Yesterday morning, Turkey’s Prime Minister Recep Tayyip Erdogan took another step in his ongoing war against the open internet, blocking Twitter. Earlier in the day, Erdogan told supporters at a campaign rally, “We now have a court order. We’ll eradicate Twitter. I don’t care what the international community says. Everyone will witness the power of the Turkish Republic.”
At midnight that evening, roughly 10 million Turkish Twitter users witnessed this ‘power,’ in action. Local media reported that Turkish users trying to access Twitter instead found a website listing the four court rulings given as justification for the shutdown, courtesy of a DNS redirect by local ISPs. The court orders, and the ban, were also available on an official government website.
Erdogan’s office explained the reason for the expansive blocking in a statement, saying that Twitter failed to follow Turkish court orders instructing to remove certain links from their service. “If Twitter officials insist on not implementing court orders and rules of law … there will be no other option but to prevent access to Twitter to help satisfy our citizens’ grievances.”
The blocking of Twitter comes less than a month after the Parliament passed a harsh new internet censorship law, despite universal condemnation from the international human rights community.
That law, and yesterday’s redirect, have occurred against a backdrop of a flurry corruption allegations, both financial and personal, against Erdogan and others in the ruling AK Party.
The internet and Turkish social media have played a critical role in the publication of several voice recordings and documents supporting these allegations, including a voice recording of Erdogan warning his son to remove suspected cash bribes from safehouses ahead of reported police raids. While Erdogan claimed that the recording is a fake, the allegations come at a sensitive time for the AK party, just ahead of local elections at the end of March.
Unpopular and ineffective
Unfortunately, Turkish internet users are accustomed to government shutdowns of popular internet services, and have the necessary skills to bypass censorship. Within hours of the blockage settling into place, activists had plastered posters and spraypainted messages on buildings around Istanbul offering instructions for using alternate DNS to access Twitter and circumvent the blockages.
Despite the ban, Turkish Twitter users sent more than half a million tweets during the first ten hours of the ban. This included Turkish President Abdullah Gul — the country’s second highest-ranking AK Party member — who defied the ban to tweet his objection, stating “one cannot approve of the complete closure of social media platforms.” Many in Turkey are using the hashtag #TwitterisblockedinTurkey to voice their anger and frustration.
In a perhaps unwitting acknowledgement of the ridiculous nature of the ban, Erdogan himself tweeted a pre-recorded video message to his supporters in the early morning hours after the ban had taken effect.
Twitter itself informed Turkish users that local phone carriers continue to provide access to Twitter via short SMS, tweeting ”Turkish users: you can send Tweets using SMS. Avea and Vodafone text START to 2444. Turkcell text START to 2555.”

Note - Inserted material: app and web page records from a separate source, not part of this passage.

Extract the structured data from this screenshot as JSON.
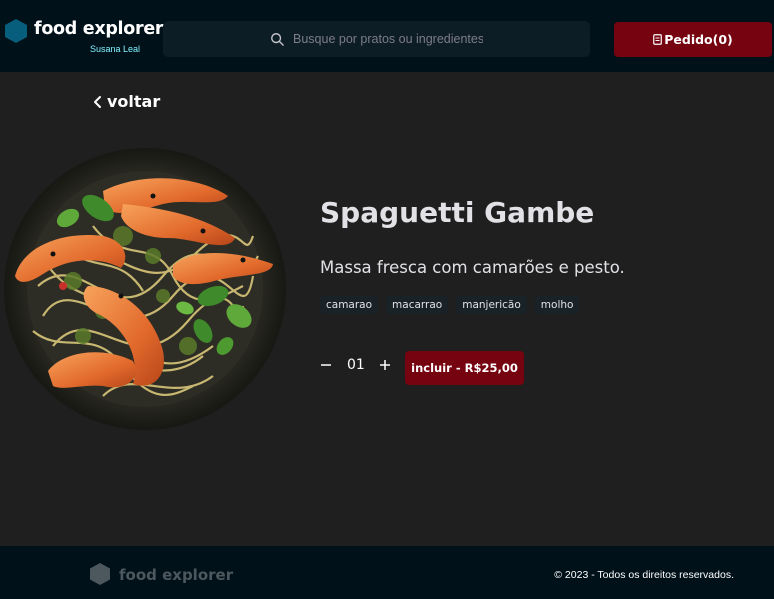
{
  "header": {
    "brand_name": "food explorer",
    "brand_icon": "hexagon-logo-icon",
    "user_name": "Susana Leal",
    "search": {
      "placeholder": "Busque por pratos ou ingredientes",
      "value": "",
      "icon": "search-icon"
    },
    "order_button": {
      "label": "Pedido(0)",
      "icon": "receipt-icon"
    },
    "colors": {
      "background": "#00111a",
      "brand_accent": "#065e7c",
      "user_name": "#82f3ff",
      "order_button": "#750310"
    }
  },
  "back_link": {
    "label": "voltar",
    "icon": "chevron-left-icon"
  },
  "dish": {
    "image": "dish-photo-spaghetti-shrimp",
    "title": "Spaguetti Gambe",
    "description": "Massa fresca com camarões e pesto.",
    "ingredients": [
      "camarao",
      "macarrao",
      "manjericão",
      "molho"
    ],
    "quantity": "01",
    "include_button": "incluir - R$25,00"
  },
  "footer": {
    "brand_name": "food explorer",
    "brand_icon": "hexagon-logo-icon",
    "copyright": "© 2023 - Todos os direitos reservados."
  }
}
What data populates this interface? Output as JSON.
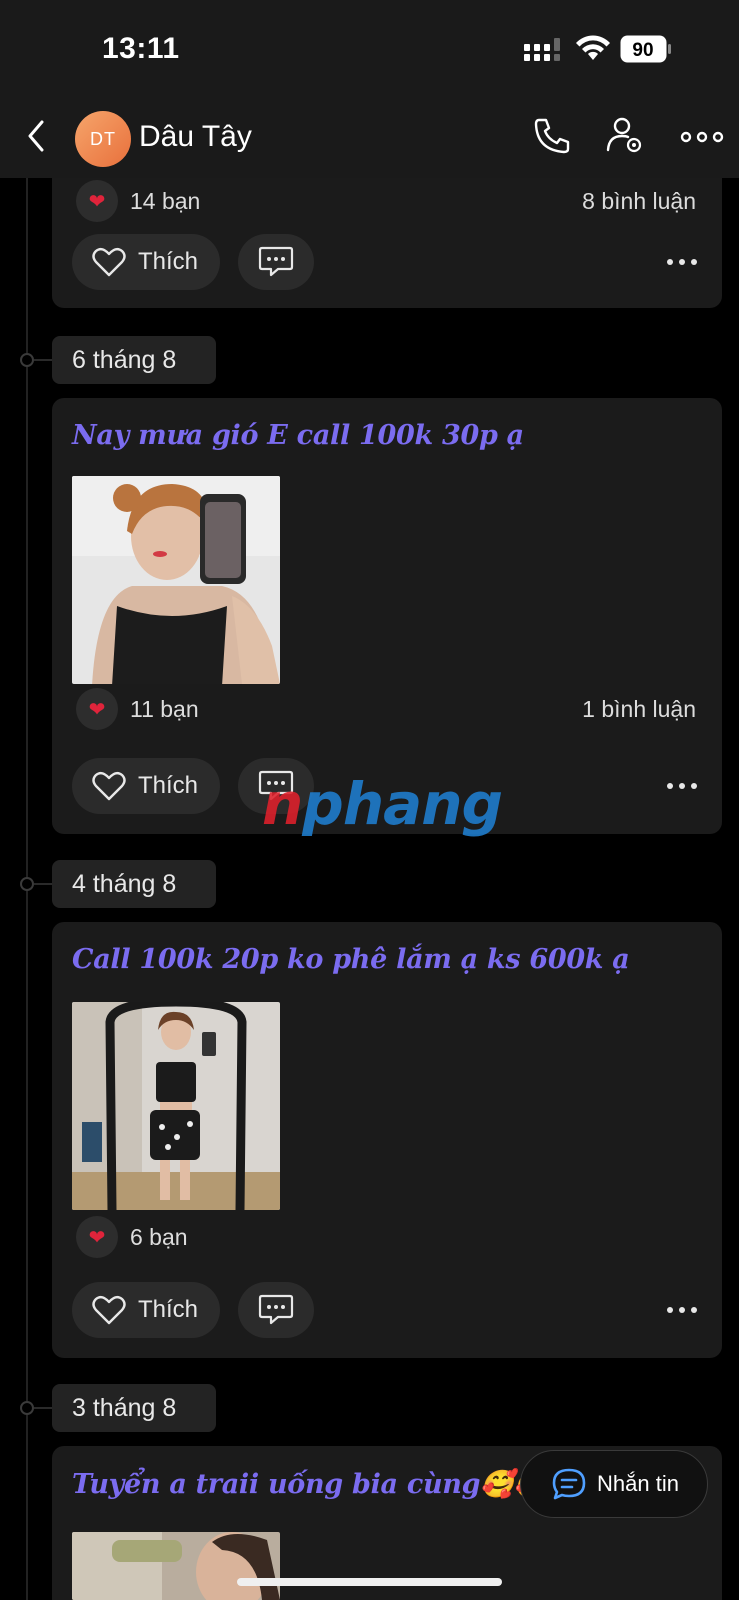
{
  "status_bar": {
    "time": "13:11",
    "battery": "90"
  },
  "header": {
    "avatar_initials": "DT",
    "contact_name": "Dâu Tây"
  },
  "top_card": {
    "reaction_count": "14 bạn",
    "comment_count": "8 bình luận",
    "like_label": "Thích"
  },
  "posts": [
    {
      "date": "6 tháng 8",
      "text": "Nay mưa gió E call 100k 30p ạ",
      "reaction_count": "11 bạn",
      "comment_count": "1 bình luận",
      "like_label": "Thích"
    },
    {
      "date": "4 tháng 8",
      "text": "Call 100k 20p ko phê lắm ạ ks 600k ạ",
      "reaction_count": "6 bạn",
      "comment_count": "",
      "like_label": "Thích"
    },
    {
      "date": "3 tháng 8",
      "text": "Tuyển a traii uống bia cùng🥰🥰🥰"
    }
  ],
  "message_button": {
    "label": "Nhắn tin"
  },
  "watermark": {
    "part1": "n",
    "part2": "phang"
  },
  "colors": {
    "post_text": "#7b6cf0",
    "heart": "#e0243b",
    "avatar": "#ee8a50",
    "background": "#000000",
    "card": "#1b1b1b"
  }
}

Erdogan’s blanket blocking of Twitter drew international condemnation. European Commission Vice President Neelie Kroes described the ban as “groundless, pointless, cowardly” on her Twitter account. U.S. State Department Spokeswoman Jen Psaki said that the U.S. remains “very concerned by any suggestion that social media sites could be shut down,” adding that, “an independent and unfettered media is an essential element of democratic, open societies, and crucial to ensuring official transparency and accountability.”
Turkey is expanding its role on the global stage when it comes to internet issues. It is one of the nine nations represented as part of the High-Level Stakeholder Committee for next month’s NetMundial meeting in Brazil, and has been actively involved in digital rights issues at the U.N. Human Rights Council. This fall, it will host the annual Internet Governance Forum (IGF), a high-level gathering of internet policy experts, human rights advocates, and civil society groups.
With its current record, Turkey can expect the IGF meeting to echo another global internet summit, held nearly ten years ago: the Second Phase of the World Summit on the Information Society, held in Tunis during the era of Ben Ali’s ironclad censorship. It is impossible to credibly discuss the future of the internet in a country in which the internet is not free.Like in Tunisia at the time, Turkey may expect protests alongside the IGF’s discussions and roundtables.
If Turkey wants to be a global leader on internet policy, it must start by protecting a free and open internet at home.